Sofia, May 3, 2016/Independent Balkan News Agency
By Clive Leviev-Sawyer of The Sofia Globe
Bulgaria and Croatia share similar views on how the European Union should deal with the migration crisis, as well as on energy issues and on EU enlargement, it emerged on May 3 after talks in Zagreb between Bulgarian Foreign Minister Daniel Mitov and his Croatian counterpart Miro Kovač.
Coordinated positions of Bulgaria and Croatia, as well as of the countries in Central and Eastern Europe are a priority to address common challenges facing the EU, Mitov said after his talks with Kovač at the start of a two-day visit to Croatia.
Mitov and Kovač agreed that it was crucial for both Bulgaria and Croatia for the countries of the Western Balkans to progress on the path of reform and European integration.
The maintenance of regional peace and stability and the accession of the countries of the region to the EU and NATO is necessary, while however, fulfilling all criteria.
“We agree on the enlargement policy, we support enlargement and we want the ‘black hole’ on European maps to disappear and we want our southeastern neighbourhood to be integrated with the European Union one day, but of course, criteria must be respected and standards must be met,” Kovač said, quoted by Croatian agency Hina.
Bulgaria relies on the cooperation of the Republic of Croatia in its role as a link to the region and a successful model to date for EU accession, Mitov said.
The two ministers also discussed issues of mutual interest within the EU, confirming their similar positions on energy issues, a Bulgarian Foreign Ministry statement said.
“The development of interconnectors is of utmost importance to the diversification of gas supply for our countries, for the region and for Europe,” Mitov and Kovač said.
They agreed on the common objectives of the two countries to join the Schengen area and the euro area, confirming a consistent and mutually supportive approach in this process.
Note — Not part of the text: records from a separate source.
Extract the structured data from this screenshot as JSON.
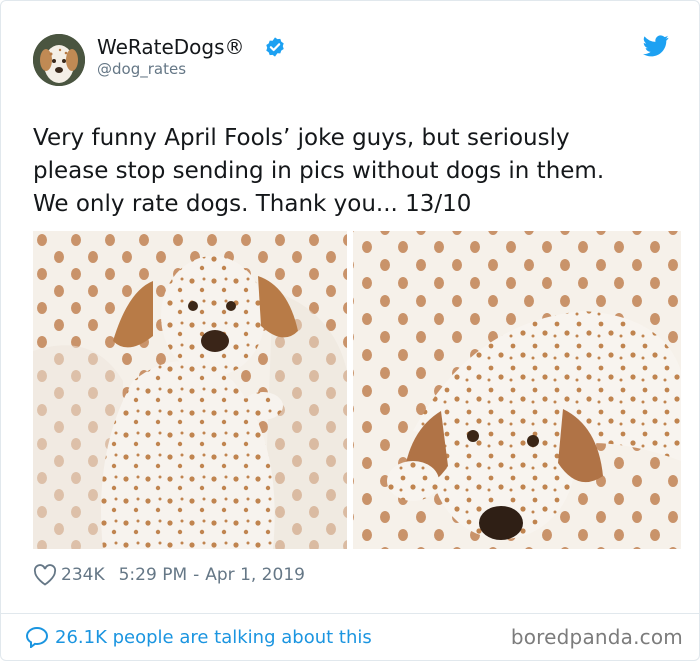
{
  "tweet": {
    "author_name": "WeRateDogs®",
    "handle": "@dog_rates",
    "text_lines": [
      "Very funny April Fools’ joke guys, but seriously",
      "please stop sending in pics without dogs in them.",
      "We only rate dogs. Thank you... 13/10"
    ],
    "likes": "234K",
    "time": "5:29 PM",
    "separator": "-",
    "date": "Apr 1, 2019",
    "talking": "26.1K people are talking about this"
  },
  "icons": {
    "verified": "verified-badge-icon",
    "platform": "twitter-bird-icon",
    "like": "heart-icon",
    "reply": "speech-bubble-icon"
  },
  "watermark": "boredpanda.com",
  "colors": {
    "accent_blue": "#1da1f2",
    "link_blue": "#1b95e0",
    "muted_gray": "#657786",
    "text": "#14171a",
    "border": "#e1e8ed"
  }
}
On the migration crisis, Mitov emphasised that Bulgaria supports the adoption of a common European solution, while effectively protecting the external border of the Union.
“We rely on cooperation in Central and Eastern Europe to achieve better coordination of positions on European foreign policy,” Kovač said.
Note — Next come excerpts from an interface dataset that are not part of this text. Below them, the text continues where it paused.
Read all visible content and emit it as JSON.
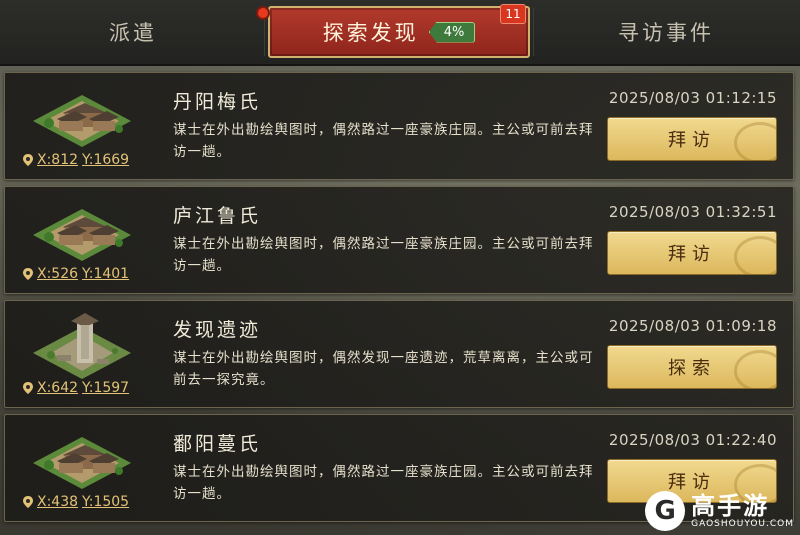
{
  "tabs": {
    "dispatch": "派遣",
    "explore": "探索发现",
    "explore_percent": "4%",
    "explore_count": "11",
    "visit": "寻访事件"
  },
  "events": [
    {
      "title": "丹阳梅氏",
      "time": "2025/08/03 01:12:15",
      "desc": "谋士在外出勘绘舆图时，偶然路过一座豪族庄园。主公或可前去拜访一趟。",
      "x": "X:812",
      "y": "Y:1669",
      "action": "拜访",
      "icon": "manor-icon"
    },
    {
      "title": "庐江鲁氏",
      "time": "2025/08/03 01:32:51",
      "desc": "谋士在外出勘绘舆图时，偶然路过一座豪族庄园。主公或可前去拜访一趟。",
      "x": "X:526",
      "y": "Y:1401",
      "action": "拜访",
      "icon": "manor-icon"
    },
    {
      "title": "发现遗迹",
      "time": "2025/08/03 01:09:18",
      "desc": "谋士在外出勘绘舆图时，偶然发现一座遗迹，荒草离离，主公或可前去一探究竟。",
      "x": "X:642",
      "y": "Y:1597",
      "action": "探索",
      "icon": "ruins-icon"
    },
    {
      "title": "鄱阳蔓氏",
      "time": "2025/08/03 01:22:40",
      "desc": "谋士在外出勘绘舆图时，偶然路过一座豪族庄园。主公或可前去拜访一趟。",
      "x": "X:438",
      "y": "Y:1505",
      "action": "拜访",
      "icon": "manor-icon"
    }
  ],
  "watermark": {
    "logo": "G",
    "name": "高手游",
    "url": "GAOSHOUYOU.COM"
  },
  "colors": {
    "active_tab": "#9e2c22",
    "button": "#e8c870",
    "coords": "#e2c277"
  }
}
“Bulgaria and Croatia are the countries that have a great influence in this process,” he said and added that the two countries had reached a common position on the need for the burden of migration pressure to be shared among all EU member states.
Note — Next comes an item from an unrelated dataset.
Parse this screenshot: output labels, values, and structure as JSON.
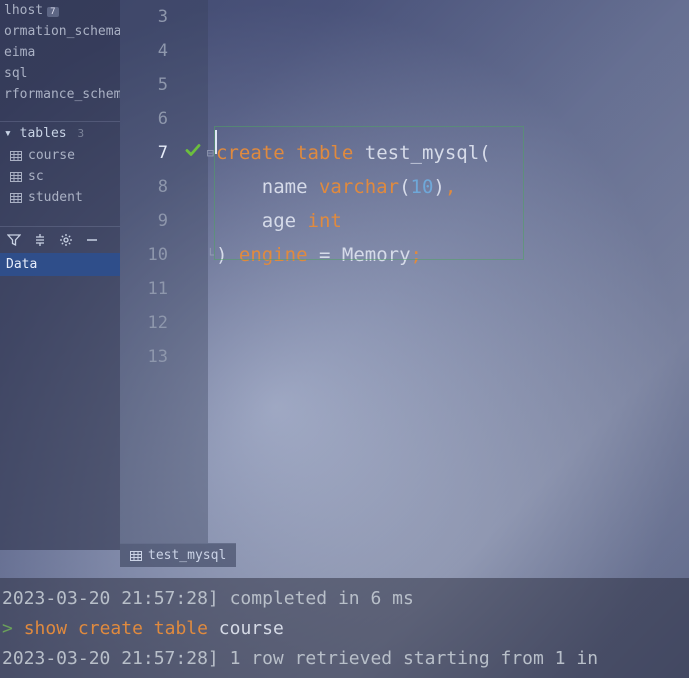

Kovač said that he and Mitov agreed that the protection of the EU external border was critical. Kovač congratulated Bulgaria on efficiently protecting its borders, which are also an EU external border.